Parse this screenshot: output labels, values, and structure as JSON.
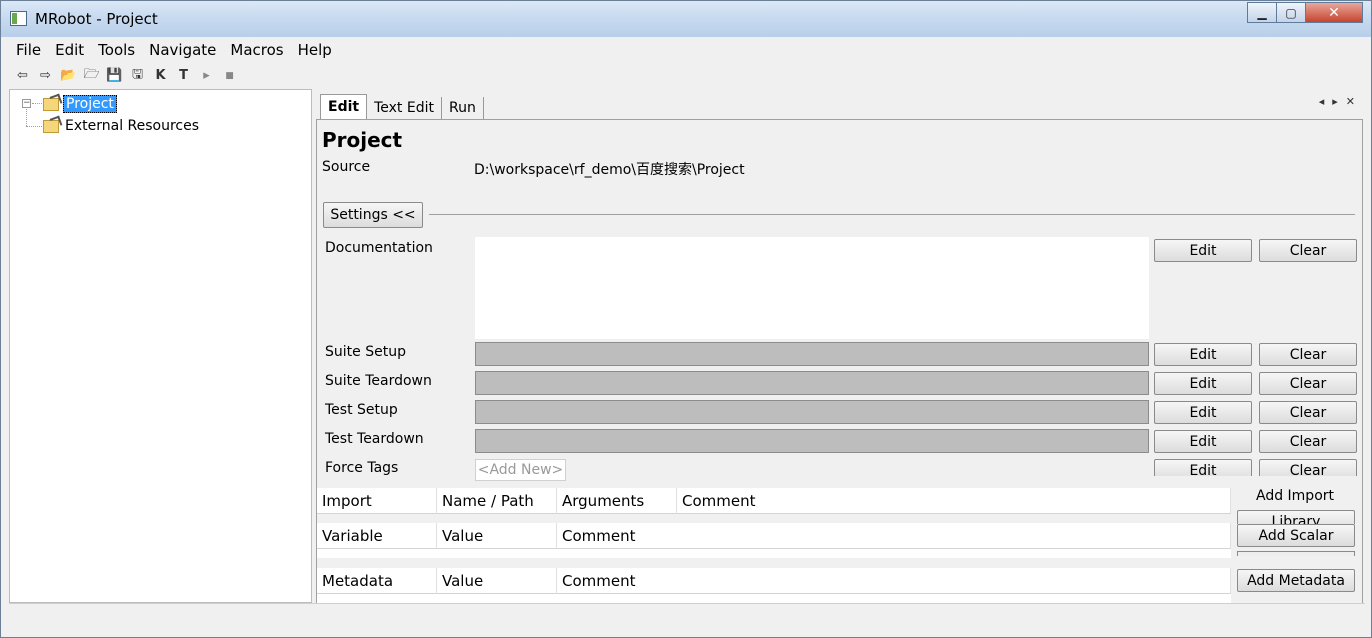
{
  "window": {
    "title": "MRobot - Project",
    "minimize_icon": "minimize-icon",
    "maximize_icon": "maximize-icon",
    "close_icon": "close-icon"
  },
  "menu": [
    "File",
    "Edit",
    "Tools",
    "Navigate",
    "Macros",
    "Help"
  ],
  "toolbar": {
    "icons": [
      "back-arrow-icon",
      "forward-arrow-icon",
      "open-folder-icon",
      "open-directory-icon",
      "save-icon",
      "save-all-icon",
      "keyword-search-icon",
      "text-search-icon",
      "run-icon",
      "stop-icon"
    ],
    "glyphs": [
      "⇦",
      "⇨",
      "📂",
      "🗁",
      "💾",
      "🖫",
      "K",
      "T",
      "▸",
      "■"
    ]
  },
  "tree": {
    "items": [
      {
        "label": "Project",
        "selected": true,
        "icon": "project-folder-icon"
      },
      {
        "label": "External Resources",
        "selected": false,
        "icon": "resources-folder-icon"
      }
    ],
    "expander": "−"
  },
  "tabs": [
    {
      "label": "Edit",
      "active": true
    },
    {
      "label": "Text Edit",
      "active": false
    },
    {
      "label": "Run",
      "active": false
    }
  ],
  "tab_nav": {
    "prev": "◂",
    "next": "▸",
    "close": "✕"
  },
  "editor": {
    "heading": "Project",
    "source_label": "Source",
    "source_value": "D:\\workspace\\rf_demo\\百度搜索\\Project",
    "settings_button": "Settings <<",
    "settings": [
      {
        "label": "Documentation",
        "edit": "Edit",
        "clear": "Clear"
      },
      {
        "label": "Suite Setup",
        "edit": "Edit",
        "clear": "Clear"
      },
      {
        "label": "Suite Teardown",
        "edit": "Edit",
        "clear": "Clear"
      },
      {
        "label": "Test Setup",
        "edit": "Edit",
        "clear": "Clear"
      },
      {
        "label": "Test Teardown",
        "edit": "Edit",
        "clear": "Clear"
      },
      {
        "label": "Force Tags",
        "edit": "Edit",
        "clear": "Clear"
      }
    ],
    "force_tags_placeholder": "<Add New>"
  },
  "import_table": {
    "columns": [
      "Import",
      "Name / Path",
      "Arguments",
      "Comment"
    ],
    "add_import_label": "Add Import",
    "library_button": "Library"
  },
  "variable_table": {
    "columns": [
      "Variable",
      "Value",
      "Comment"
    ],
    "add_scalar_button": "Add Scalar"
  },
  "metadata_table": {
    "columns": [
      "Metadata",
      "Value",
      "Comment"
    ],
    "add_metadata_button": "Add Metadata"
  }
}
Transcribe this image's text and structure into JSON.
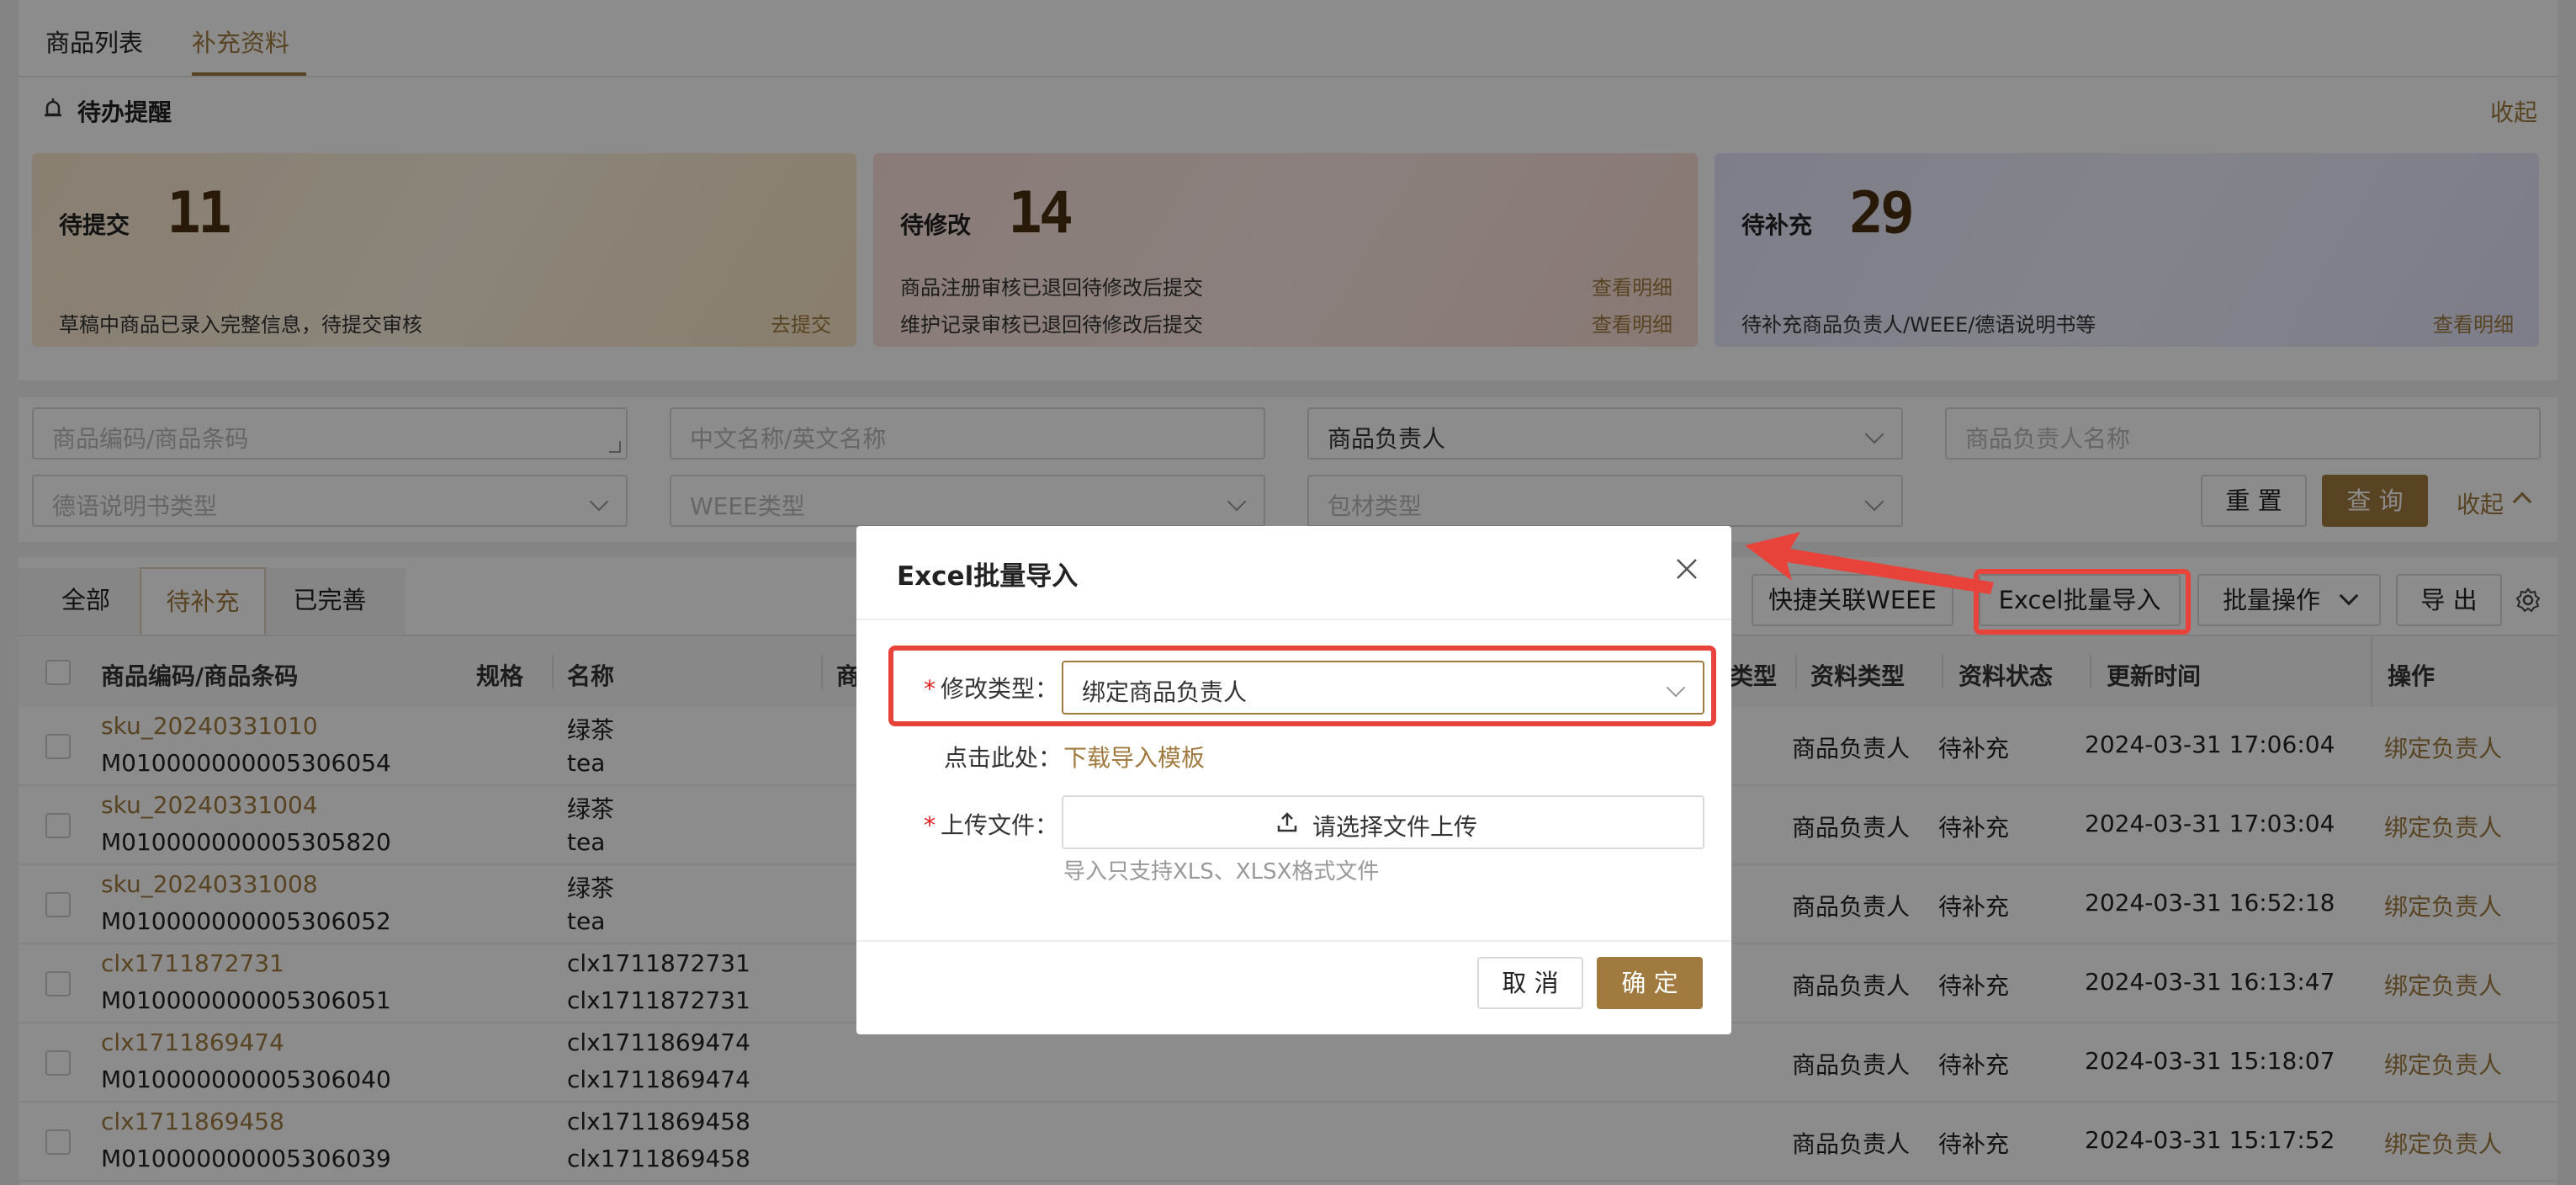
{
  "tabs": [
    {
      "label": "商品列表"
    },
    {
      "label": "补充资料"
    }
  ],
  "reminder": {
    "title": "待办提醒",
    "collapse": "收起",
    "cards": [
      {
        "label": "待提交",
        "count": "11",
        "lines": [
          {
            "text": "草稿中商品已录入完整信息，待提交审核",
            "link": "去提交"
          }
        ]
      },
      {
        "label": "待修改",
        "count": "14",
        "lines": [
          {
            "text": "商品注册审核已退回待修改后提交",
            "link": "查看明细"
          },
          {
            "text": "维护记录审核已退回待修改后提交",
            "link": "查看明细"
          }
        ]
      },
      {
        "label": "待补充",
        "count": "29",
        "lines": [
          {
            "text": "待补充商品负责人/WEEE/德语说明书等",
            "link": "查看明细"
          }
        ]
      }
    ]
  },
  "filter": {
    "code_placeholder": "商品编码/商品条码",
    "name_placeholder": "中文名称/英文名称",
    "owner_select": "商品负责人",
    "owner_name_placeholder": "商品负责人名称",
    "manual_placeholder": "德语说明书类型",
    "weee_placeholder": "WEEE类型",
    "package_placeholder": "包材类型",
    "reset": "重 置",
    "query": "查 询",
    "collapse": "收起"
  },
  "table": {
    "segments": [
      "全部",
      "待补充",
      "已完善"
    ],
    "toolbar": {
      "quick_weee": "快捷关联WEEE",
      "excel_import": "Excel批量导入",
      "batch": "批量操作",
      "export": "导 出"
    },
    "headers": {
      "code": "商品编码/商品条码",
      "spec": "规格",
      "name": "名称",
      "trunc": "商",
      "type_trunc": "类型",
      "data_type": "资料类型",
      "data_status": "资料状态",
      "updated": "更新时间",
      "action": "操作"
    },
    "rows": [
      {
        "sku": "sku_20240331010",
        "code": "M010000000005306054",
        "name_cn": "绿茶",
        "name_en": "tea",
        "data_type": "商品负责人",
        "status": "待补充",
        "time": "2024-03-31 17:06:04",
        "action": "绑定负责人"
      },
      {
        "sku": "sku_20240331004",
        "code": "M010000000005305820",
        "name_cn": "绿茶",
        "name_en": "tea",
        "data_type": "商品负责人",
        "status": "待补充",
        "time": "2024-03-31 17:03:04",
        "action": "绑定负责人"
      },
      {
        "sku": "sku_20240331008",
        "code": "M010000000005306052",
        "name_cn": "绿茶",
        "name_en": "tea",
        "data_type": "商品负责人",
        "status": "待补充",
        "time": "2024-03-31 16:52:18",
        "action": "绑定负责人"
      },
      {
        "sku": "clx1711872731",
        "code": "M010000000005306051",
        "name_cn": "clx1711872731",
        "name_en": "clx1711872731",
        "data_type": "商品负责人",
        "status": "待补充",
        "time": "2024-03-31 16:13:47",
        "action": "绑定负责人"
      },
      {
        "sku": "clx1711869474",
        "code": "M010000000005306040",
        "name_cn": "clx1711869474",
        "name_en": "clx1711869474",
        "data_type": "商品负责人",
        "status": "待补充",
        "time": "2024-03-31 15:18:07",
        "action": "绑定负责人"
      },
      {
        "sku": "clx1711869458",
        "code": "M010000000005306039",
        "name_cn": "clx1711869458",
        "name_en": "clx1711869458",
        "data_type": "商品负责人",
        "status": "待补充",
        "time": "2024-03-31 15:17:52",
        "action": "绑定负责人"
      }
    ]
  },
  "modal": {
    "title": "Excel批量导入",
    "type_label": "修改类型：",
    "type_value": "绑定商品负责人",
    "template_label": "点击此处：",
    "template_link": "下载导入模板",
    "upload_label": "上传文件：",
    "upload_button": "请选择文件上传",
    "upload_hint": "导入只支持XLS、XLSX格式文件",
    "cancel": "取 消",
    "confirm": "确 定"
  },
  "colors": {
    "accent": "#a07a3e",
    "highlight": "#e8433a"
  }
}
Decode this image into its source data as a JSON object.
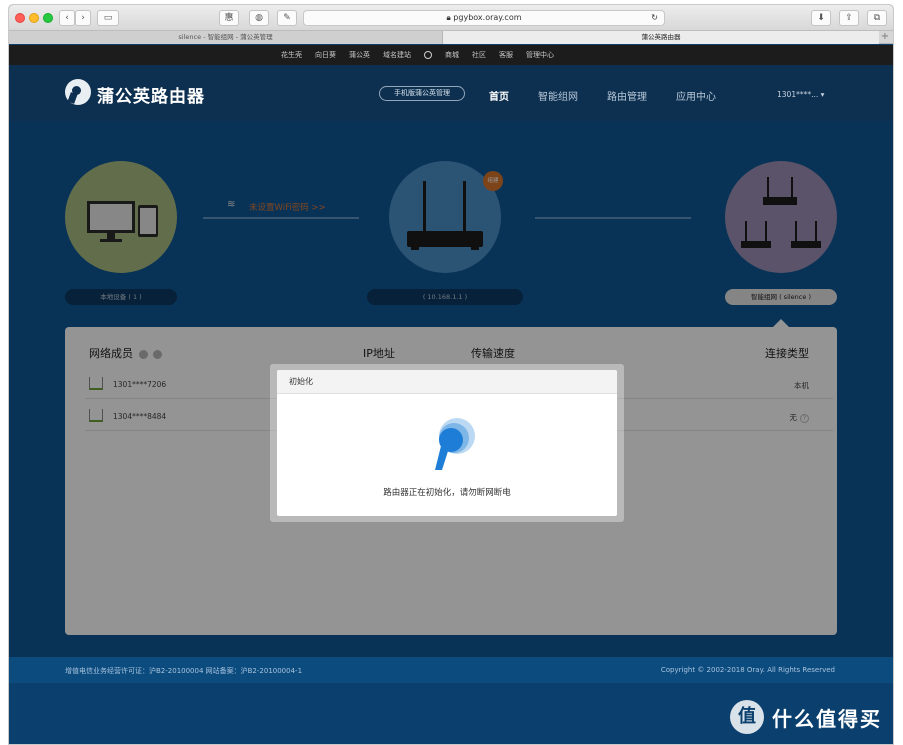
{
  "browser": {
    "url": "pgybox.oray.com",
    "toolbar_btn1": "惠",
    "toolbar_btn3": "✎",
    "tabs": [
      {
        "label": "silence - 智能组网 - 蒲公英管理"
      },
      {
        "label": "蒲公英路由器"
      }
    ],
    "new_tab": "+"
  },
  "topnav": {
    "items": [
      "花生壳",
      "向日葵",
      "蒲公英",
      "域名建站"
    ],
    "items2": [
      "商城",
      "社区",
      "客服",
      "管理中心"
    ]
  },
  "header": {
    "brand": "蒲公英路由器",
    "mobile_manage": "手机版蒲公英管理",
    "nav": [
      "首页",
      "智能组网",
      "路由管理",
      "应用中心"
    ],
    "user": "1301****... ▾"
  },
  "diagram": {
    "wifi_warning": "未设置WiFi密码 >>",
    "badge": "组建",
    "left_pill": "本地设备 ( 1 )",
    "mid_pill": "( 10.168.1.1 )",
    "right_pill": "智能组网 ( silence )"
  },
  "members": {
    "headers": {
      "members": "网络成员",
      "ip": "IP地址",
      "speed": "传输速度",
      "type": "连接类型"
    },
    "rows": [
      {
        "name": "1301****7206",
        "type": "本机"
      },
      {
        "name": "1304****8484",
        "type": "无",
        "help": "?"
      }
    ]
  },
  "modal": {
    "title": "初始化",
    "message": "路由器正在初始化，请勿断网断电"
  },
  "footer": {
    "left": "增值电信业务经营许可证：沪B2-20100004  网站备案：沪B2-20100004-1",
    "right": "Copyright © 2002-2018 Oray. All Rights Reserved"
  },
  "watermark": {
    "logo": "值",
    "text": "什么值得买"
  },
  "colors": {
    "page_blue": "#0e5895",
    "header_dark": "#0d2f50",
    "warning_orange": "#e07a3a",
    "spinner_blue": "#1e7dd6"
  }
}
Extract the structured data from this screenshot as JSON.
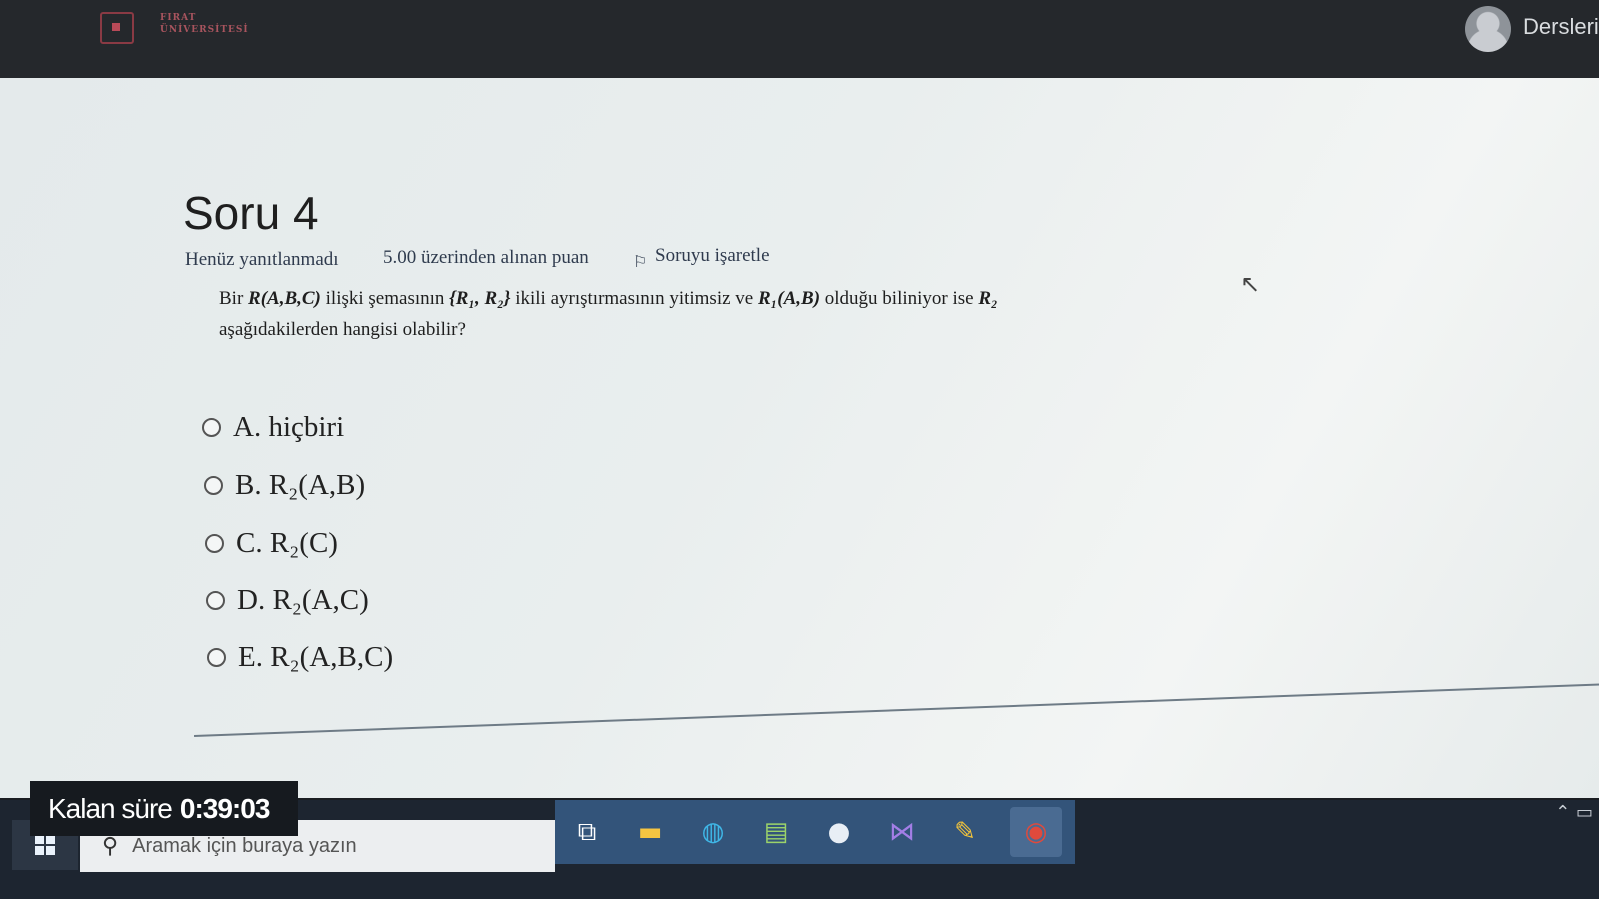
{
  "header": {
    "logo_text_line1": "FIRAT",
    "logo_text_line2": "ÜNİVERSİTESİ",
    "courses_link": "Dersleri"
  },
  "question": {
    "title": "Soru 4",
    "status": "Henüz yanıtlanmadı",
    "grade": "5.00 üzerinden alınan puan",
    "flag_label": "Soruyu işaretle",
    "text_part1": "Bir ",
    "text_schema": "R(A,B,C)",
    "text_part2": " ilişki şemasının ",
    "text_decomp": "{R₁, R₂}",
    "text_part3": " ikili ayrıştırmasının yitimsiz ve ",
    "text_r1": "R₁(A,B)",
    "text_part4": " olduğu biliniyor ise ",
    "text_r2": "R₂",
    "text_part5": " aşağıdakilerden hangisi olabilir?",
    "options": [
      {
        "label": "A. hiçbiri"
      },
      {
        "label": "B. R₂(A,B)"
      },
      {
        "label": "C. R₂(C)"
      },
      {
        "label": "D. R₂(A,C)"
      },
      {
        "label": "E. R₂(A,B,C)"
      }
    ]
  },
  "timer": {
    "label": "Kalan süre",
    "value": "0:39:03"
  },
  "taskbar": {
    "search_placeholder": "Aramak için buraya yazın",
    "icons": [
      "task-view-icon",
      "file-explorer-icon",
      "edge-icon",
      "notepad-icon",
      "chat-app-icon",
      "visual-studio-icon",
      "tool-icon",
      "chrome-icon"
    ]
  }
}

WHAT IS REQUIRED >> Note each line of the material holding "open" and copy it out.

YOUR SOLUTION >>
      "open-folder-icon",
      "open-directory-icon",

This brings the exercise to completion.